Diabetes Specialist Uses Health IT Tools To Help Patients Improve Their Care – Part I

Damon Davis | April 27, 2012

Patients and physicians nationwide are leveraging health information technology (health IT) to make their health care interaction more efficient and effective without necessarily having to be face-to-face. The use of existing and emerging technologies—such as cell phones, personal health records, mobile apps, and monitoring devices—are creating ways for patients and providers to monitor health conditions remotely. Endocrinologist, Dr. Gail Nunlee-Bland, shared her story with ONC about several studies she has done looking at how using health information technology can improve her patients’ diabetes self-management.


Tell us about yourself and your practice.


I’m an endocrinologist specializing in diabetes care, in the diabetes treatment center at Howard University. About 89 percent of our patients in the clinic are African American and roughly 60 percent  of our patients have diabetes. Given most of my patients have multiple health care providers involved with their care, health IT is very beneficial for improving their care coordination.

I started with a grant from the D.C. Department of Health to explore novel health information technologies. We adopted an electronic health record (EHR) that was focused on diabetes, later implementing a personal health record (PHR) to work with the EHR. Certain fields in the EHR automatically populated information in the PHR, allowing key information to flow from the provider to the patients like their medication list, problem list, and diagnoses.  Patients could enter their own information and share information with other providers. In my opinion, the personal health record is a valuable tool for our patients.

The Value of  PHRs And Online Patient Portals


You’ve used other health IT technologies. Why do you feel the personal health record is such a valuable tool for your patients?
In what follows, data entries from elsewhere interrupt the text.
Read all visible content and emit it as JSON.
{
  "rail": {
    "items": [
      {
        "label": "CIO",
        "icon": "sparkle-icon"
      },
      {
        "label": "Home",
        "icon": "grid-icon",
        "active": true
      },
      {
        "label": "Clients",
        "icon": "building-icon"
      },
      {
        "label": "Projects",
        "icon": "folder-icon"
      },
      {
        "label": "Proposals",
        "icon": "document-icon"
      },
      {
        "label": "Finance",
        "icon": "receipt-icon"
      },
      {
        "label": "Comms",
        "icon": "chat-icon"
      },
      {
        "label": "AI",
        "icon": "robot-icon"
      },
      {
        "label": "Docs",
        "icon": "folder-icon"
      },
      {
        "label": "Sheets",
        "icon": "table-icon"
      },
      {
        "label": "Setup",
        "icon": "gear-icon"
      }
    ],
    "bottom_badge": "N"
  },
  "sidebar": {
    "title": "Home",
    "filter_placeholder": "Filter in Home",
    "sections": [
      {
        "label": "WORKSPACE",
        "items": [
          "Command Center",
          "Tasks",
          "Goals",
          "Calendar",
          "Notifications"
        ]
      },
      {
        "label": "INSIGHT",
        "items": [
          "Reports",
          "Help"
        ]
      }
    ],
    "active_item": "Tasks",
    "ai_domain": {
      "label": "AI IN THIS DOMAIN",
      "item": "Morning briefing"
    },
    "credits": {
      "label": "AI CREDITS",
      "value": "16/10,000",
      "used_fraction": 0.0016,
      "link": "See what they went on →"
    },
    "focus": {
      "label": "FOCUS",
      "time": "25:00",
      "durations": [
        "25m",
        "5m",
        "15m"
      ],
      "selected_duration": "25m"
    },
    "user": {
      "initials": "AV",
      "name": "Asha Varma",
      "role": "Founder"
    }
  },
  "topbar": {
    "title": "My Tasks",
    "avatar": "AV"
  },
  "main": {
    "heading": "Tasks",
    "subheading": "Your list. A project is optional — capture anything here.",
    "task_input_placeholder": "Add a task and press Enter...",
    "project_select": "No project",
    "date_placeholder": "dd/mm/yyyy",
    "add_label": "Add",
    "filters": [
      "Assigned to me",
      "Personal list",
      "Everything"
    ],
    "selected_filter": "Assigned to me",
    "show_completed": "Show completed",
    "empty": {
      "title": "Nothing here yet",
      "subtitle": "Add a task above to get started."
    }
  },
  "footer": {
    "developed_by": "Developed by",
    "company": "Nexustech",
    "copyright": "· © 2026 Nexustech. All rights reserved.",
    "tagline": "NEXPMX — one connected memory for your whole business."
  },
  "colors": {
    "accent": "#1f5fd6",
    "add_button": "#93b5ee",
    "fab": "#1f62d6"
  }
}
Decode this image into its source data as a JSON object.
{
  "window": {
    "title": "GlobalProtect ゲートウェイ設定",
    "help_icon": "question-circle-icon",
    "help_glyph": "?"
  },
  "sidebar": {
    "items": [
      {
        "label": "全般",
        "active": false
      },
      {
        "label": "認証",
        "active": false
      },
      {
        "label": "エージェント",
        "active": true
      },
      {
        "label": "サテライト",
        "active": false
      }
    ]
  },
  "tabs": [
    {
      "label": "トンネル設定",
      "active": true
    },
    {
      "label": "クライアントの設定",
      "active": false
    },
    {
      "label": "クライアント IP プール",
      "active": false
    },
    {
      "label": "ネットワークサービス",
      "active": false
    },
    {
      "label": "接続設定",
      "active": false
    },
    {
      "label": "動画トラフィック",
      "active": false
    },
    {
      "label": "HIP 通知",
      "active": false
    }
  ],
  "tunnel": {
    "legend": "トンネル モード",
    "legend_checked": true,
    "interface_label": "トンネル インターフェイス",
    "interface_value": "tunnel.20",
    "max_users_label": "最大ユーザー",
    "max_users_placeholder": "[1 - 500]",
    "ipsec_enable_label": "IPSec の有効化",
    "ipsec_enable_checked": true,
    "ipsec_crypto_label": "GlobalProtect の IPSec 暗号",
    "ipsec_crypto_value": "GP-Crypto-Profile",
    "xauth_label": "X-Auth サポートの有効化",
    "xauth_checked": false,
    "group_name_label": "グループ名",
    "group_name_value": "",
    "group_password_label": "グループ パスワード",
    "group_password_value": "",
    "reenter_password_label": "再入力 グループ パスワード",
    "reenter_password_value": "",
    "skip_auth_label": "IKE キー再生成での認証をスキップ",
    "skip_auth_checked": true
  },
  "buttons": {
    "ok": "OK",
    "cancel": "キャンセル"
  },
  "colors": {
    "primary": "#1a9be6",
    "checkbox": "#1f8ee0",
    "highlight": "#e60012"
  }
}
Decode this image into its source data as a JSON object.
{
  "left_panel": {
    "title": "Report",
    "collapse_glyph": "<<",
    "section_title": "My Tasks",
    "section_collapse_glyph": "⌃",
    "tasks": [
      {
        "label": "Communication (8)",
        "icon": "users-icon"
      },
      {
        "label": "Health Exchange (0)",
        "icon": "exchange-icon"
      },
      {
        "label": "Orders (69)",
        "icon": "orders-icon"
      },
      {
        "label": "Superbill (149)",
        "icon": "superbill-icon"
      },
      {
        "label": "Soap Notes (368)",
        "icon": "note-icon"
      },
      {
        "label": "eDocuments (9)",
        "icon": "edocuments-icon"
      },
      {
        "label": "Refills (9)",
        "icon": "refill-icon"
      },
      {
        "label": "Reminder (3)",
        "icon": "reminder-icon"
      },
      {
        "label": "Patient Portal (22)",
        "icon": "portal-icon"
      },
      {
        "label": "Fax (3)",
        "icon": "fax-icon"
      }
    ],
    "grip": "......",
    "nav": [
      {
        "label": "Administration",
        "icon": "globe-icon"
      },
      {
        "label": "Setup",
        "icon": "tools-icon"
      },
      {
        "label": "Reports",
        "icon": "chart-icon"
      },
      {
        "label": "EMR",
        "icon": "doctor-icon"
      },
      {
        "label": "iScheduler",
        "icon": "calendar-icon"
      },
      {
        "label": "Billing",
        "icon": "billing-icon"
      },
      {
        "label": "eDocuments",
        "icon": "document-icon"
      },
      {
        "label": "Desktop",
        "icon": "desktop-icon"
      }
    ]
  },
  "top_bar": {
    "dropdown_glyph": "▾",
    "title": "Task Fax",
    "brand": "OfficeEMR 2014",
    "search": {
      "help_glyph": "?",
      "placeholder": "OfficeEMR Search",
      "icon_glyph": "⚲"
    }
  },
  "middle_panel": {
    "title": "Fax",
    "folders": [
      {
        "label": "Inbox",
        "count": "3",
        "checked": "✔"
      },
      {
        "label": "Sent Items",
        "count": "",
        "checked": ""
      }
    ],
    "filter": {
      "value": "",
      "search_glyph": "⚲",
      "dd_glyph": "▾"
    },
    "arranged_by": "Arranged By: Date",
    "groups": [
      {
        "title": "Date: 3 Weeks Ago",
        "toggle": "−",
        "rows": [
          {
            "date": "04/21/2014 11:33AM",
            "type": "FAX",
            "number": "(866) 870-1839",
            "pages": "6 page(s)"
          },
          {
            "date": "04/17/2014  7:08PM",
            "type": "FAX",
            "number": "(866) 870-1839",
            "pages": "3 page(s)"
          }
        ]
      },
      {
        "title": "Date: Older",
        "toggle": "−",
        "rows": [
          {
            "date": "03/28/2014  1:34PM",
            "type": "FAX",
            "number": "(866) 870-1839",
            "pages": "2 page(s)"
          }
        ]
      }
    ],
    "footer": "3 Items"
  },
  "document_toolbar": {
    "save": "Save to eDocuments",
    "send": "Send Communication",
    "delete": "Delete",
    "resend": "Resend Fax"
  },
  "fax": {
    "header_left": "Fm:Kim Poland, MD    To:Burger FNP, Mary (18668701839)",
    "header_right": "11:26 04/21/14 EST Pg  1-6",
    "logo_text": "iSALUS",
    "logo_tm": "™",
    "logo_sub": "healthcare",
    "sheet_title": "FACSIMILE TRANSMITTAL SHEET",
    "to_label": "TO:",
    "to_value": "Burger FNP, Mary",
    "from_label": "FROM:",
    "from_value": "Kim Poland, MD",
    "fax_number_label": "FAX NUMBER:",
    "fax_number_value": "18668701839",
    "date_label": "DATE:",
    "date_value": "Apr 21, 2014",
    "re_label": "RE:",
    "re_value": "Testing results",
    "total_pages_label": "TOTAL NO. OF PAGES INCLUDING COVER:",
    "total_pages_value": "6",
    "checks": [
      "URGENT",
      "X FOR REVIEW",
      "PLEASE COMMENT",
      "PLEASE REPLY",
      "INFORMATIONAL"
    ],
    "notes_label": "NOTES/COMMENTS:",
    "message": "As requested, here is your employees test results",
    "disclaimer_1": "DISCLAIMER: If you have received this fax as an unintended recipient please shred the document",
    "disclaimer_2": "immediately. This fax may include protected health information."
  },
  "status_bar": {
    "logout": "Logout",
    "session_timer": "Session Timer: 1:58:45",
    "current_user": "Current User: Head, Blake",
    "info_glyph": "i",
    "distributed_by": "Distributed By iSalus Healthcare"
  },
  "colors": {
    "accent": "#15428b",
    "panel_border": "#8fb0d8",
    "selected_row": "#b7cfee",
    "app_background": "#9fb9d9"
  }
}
On one occasion, one of my patients was in an emergency room in South Carolina.  He was able to provide his username and password to the ER physician to open his PHR. The PHR contained accurate information regarding the doses of his medications, problem lists, and certain laboratory studies. Too often patients visit  a physician’s office not knowing their diagnoses, or the correct names or doses of medications that they are taking. Patients will say, “I am taking that little white pill for my blood pressure,” but there are thousands of little white pills. Physicians are reluctant to record information that they cannot verify, so access to the PHR provides this verification.

We also have a disease management portal where folks can learn more about their diabetes. This portal is a separate module that can be accessed on our website with a username and password. Our diabetes educators search the web for useful, accurate health information related to diabetes for better self-management of our patients’ nutrition, exercise, medications, and diagnoses; then we link to these websites through the portal. It’s full of valuable information. For instance, a diabetic patient of mine with an insulin pump was eating breakfast at a fast food restaurant.  She was guessing the nutritional value of the carbohydrates in the fast food breakfast, but her guess was  too high. She was making the insulin pump give more insulin than it should, causing her blood sugar to go too low. Later I showed her how she can use the disease management portal to look up the nutritional value of various food items at fast food restaurants so she did not  have to guess anymore. Instead of patients going to the various websites of different restaurants, this online patient portal collects it all for them in one convenient location.

To learn more about Dr. Nunlee-Bland’s health IT programs, visit the Health IT Buzz Blog next week to see Part II of ONC’s interview! For more information on health information technology, visit HealthIT.gov.